- [Instructions for the task]
Scan the entries below for the word "user" and copy every line where it turns up.

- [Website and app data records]
- - - -
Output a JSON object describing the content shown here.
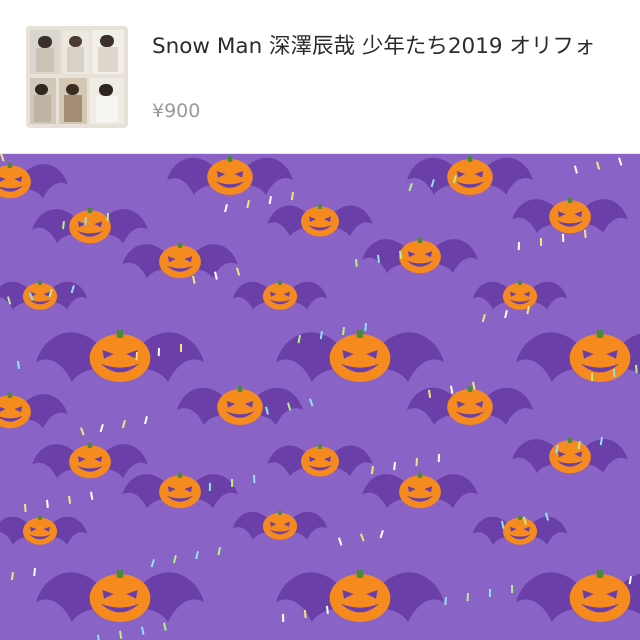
{
  "item": {
    "title": "Snow Man 深澤辰哉 少年たち2019 オリフォ",
    "price": "¥900",
    "thumbnail_icon": "product-photo-thumbnail"
  },
  "background": {
    "pattern_icon": "halloween-pumpkin-bat-pattern",
    "colors": {
      "base": "#8a63c7",
      "bat": "#6b3fa8",
      "pumpkin": "#f58a1f",
      "face": "#6b3fa8"
    }
  }
}
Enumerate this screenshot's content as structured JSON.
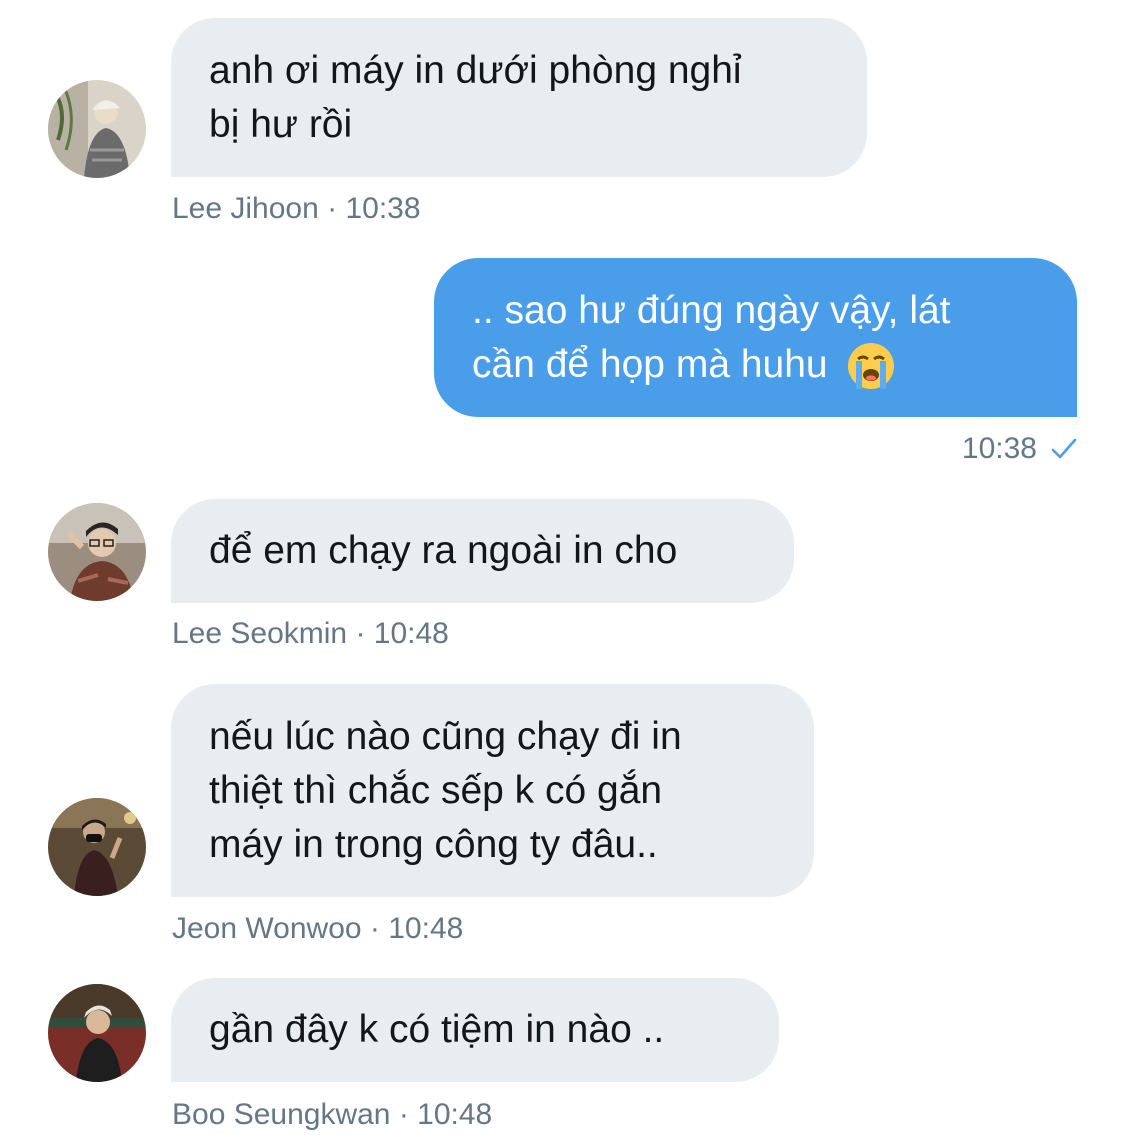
{
  "messages": [
    {
      "direction": "incoming",
      "avatar_icon": "user-avatar-jihoon",
      "text": "anh ơi máy in dưới phòng nghỉ\nbị hư rồi",
      "sender": "Lee Jihoon",
      "time": "10:38"
    },
    {
      "direction": "outgoing",
      "line1": ".. sao hư đúng ngày vậy, lát",
      "line2": "cần để họp mà huhu",
      "emoji_icon": "loudly-crying-face-icon",
      "time": "10:38",
      "status_icon": "read-check-icon"
    },
    {
      "direction": "incoming",
      "avatar_icon": "user-avatar-seokmin",
      "text": "để em chạy ra ngoài in cho",
      "sender": "Lee Seokmin",
      "time": "10:48"
    },
    {
      "direction": "incoming",
      "avatar_icon": "user-avatar-wonwoo",
      "text": "nếu lúc nào cũng chạy đi in\nthiệt thì chắc sếp k có gắn\nmáy in trong công ty đâu..",
      "sender": "Jeon Wonwoo",
      "time": "10:48"
    },
    {
      "direction": "incoming",
      "avatar_icon": "user-avatar-seungkwan",
      "text": "gần đây k có tiệm in nào ..",
      "sender": "Boo Seungkwan",
      "time": "10:48"
    }
  ],
  "meta_separator": " · ",
  "colors": {
    "incoming_bubble": "#e8edf1",
    "outgoing_bubble": "#4a9ee9",
    "meta_text": "#657786",
    "check": "#4a9ee9"
  }
}
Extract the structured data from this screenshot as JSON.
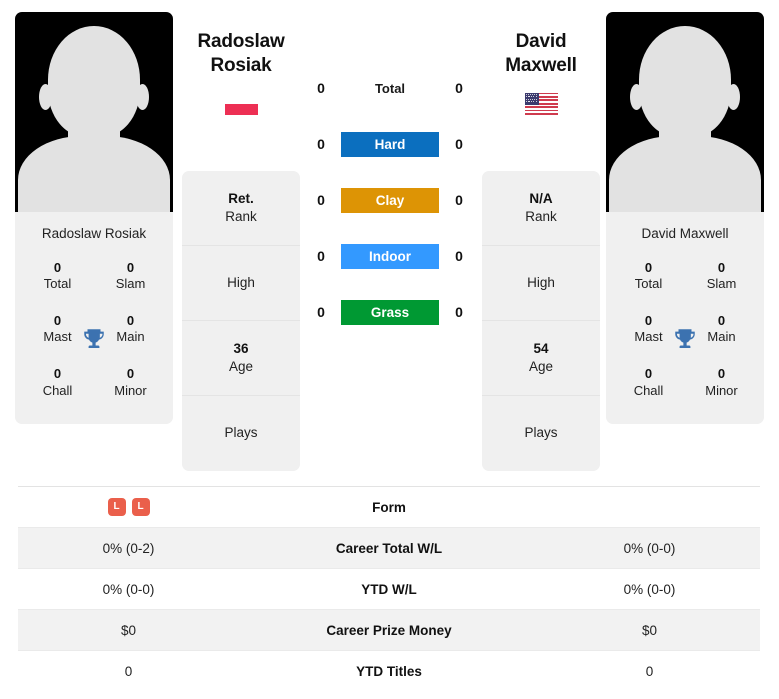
{
  "players": {
    "left": {
      "first_name": "Radoslaw",
      "last_name": "Rosiak",
      "full_name": "Radoslaw Rosiak",
      "flag": "poland-flag",
      "titles": [
        {
          "value": "0",
          "label": "Total"
        },
        {
          "value": "0",
          "label": "Slam"
        },
        {
          "value": "0",
          "label": "Mast"
        },
        {
          "value": "0",
          "label": "Main"
        },
        {
          "value": "0",
          "label": "Chall"
        },
        {
          "value": "0",
          "label": "Minor"
        }
      ],
      "stats": [
        {
          "value": "Ret.",
          "label": "Rank"
        },
        {
          "value": "",
          "label": "High"
        },
        {
          "value": "36",
          "label": "Age"
        },
        {
          "value": "",
          "label": "Plays"
        }
      ]
    },
    "right": {
      "first_name": "David",
      "last_name": "Maxwell",
      "full_name": "David Maxwell",
      "flag": "usa-flag",
      "titles": [
        {
          "value": "0",
          "label": "Total"
        },
        {
          "value": "0",
          "label": "Slam"
        },
        {
          "value": "0",
          "label": "Mast"
        },
        {
          "value": "0",
          "label": "Main"
        },
        {
          "value": "0",
          "label": "Chall"
        },
        {
          "value": "0",
          "label": "Minor"
        }
      ],
      "stats": [
        {
          "value": "N/A",
          "label": "Rank"
        },
        {
          "value": "",
          "label": "High"
        },
        {
          "value": "54",
          "label": "Age"
        },
        {
          "value": "",
          "label": "Plays"
        }
      ]
    }
  },
  "surfaces": [
    {
      "label": "Total",
      "left": "0",
      "right": "0",
      "color": "transparent",
      "plain": true
    },
    {
      "label": "Hard",
      "left": "0",
      "right": "0",
      "color": "#0b6fbf",
      "plain": false
    },
    {
      "label": "Clay",
      "left": "0",
      "right": "0",
      "color": "#dd9405",
      "plain": false
    },
    {
      "label": "Indoor",
      "left": "0",
      "right": "0",
      "color": "#3399ff",
      "plain": false
    },
    {
      "label": "Grass",
      "left": "0",
      "right": "0",
      "color": "#009933",
      "plain": false
    }
  ],
  "comparison_rows": [
    {
      "label": "Form",
      "left": "",
      "right": "",
      "left_form": [
        "L",
        "L"
      ],
      "right_form": []
    },
    {
      "label": "Career Total W/L",
      "left": "0% (0-2)",
      "right": "0% (0-0)",
      "left_form": [],
      "right_form": []
    },
    {
      "label": "YTD W/L",
      "left": "0% (0-0)",
      "right": "0% (0-0)",
      "left_form": [],
      "right_form": []
    },
    {
      "label": "Career Prize Money",
      "left": "$0",
      "right": "$0",
      "left_form": [],
      "right_form": []
    },
    {
      "label": "YTD Titles",
      "left": "0",
      "right": "0",
      "left_form": [],
      "right_form": []
    }
  ],
  "colors": {
    "hard": "#0b6fbf",
    "clay": "#dd9405",
    "indoor": "#3399ff",
    "grass": "#009933",
    "loss_badge": "#ea5f4b",
    "trophy": "#3c72b0",
    "card_bg": "#f0f0f0",
    "row_shade": "#f2f2f2"
  }
}
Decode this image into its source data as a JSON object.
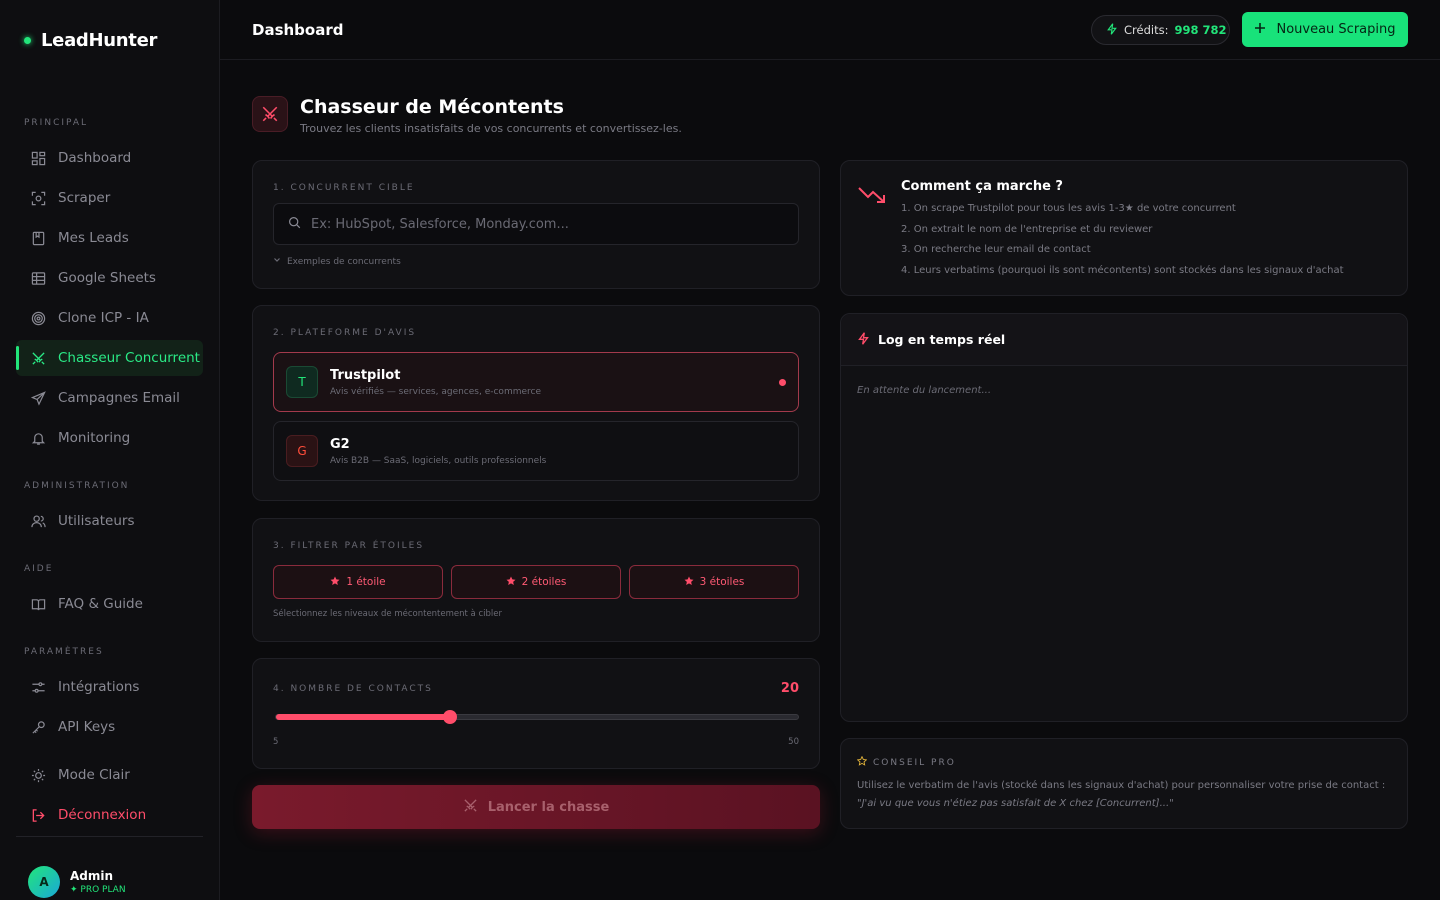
{
  "app": {
    "name": "LeadHunter"
  },
  "sidebar": {
    "sections": {
      "principal": "PRINCIPAL",
      "administration": "ADMINISTRATION",
      "aide": "AIDE",
      "parametres": "PARAMÈTRES"
    },
    "items": {
      "dashboard": "Dashboard",
      "scraper": "Scraper",
      "mes_leads": "Mes Leads",
      "google_sheets": "Google Sheets",
      "clone_icp": "Clone ICP - IA",
      "chasseur": "Chasseur Concurrent",
      "campagnes": "Campagnes Email",
      "monitoring": "Monitoring",
      "utilisateurs": "Utilisateurs",
      "faq": "FAQ & Guide",
      "integrations": "Intégrations",
      "api_keys": "API Keys",
      "mode_clair": "Mode Clair",
      "deconnexion": "Déconnexion"
    },
    "user": {
      "initial": "A",
      "name": "Admin",
      "plan": "✦ PRO PLAN"
    }
  },
  "header": {
    "title": "Dashboard",
    "credits_label": "Crédits:",
    "credits_value": "998 782",
    "new_button": "Nouveau Scraping"
  },
  "page": {
    "title": "Chasseur de Mécontents",
    "subtitle": "Trouvez les clients insatisfaits de vos concurrents et convertissez-les."
  },
  "step1": {
    "label": "1. CONCURRENT CIBLE",
    "placeholder": "Ex: HubSpot, Salesforce, Monday.com...",
    "examples": "Exemples de concurrents"
  },
  "step2": {
    "label": "2. PLATEFORME D'AVIS",
    "platforms": [
      {
        "badge": "T",
        "name": "Trustpilot",
        "desc": "Avis vérifiés — services, agences, e-commerce"
      },
      {
        "badge": "G",
        "name": "G2",
        "desc": "Avis B2B — SaaS, logiciels, outils professionnels"
      }
    ]
  },
  "step3": {
    "label": "3. FILTRER PAR ÉTOILES",
    "options": [
      "1 étoile",
      "2 étoiles",
      "3 étoiles"
    ],
    "hint": "Sélectionnez les niveaux de mécontentement à cibler"
  },
  "step4": {
    "label": "4. NOMBRE DE CONTACTS",
    "value": "20",
    "min": "5",
    "max": "50",
    "fraction": 0.333
  },
  "launch_button": "Lancer la chasse",
  "how": {
    "title": "Comment ça marche ?",
    "steps": [
      "1. On scrape Trustpilot pour tous les avis 1-3★ de votre concurrent",
      "2. On extrait le nom de l'entreprise et du reviewer",
      "3. On recherche leur email de contact",
      "4. Leurs verbatims (pourquoi ils sont mécontents) sont stockés dans les signaux d'achat"
    ]
  },
  "log": {
    "title": "Log en temps réel",
    "waiting": "En attente du lancement..."
  },
  "tip": {
    "label": "CONSEIL PRO",
    "text": "Utilisez le verbatim de l'avis (stocké dans les signaux d'achat) pour personnaliser votre prise de contact :",
    "quote": "\"J'ai vu que vous n'étiez pas satisfait de X chez [Concurrent]...\""
  },
  "colors": {
    "accent_green": "#22e57a",
    "accent_red": "#ff4d6a"
  }
}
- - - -
- [Solved exercise]
      "avatar_icon": "user-avatar-jihoon",
      "avatar_icon": "user-avatar-seokmin",
      "avatar_icon": "user-avatar-wonwoo",
      "avatar_icon": "user-avatar-seungkwan",
    "user": {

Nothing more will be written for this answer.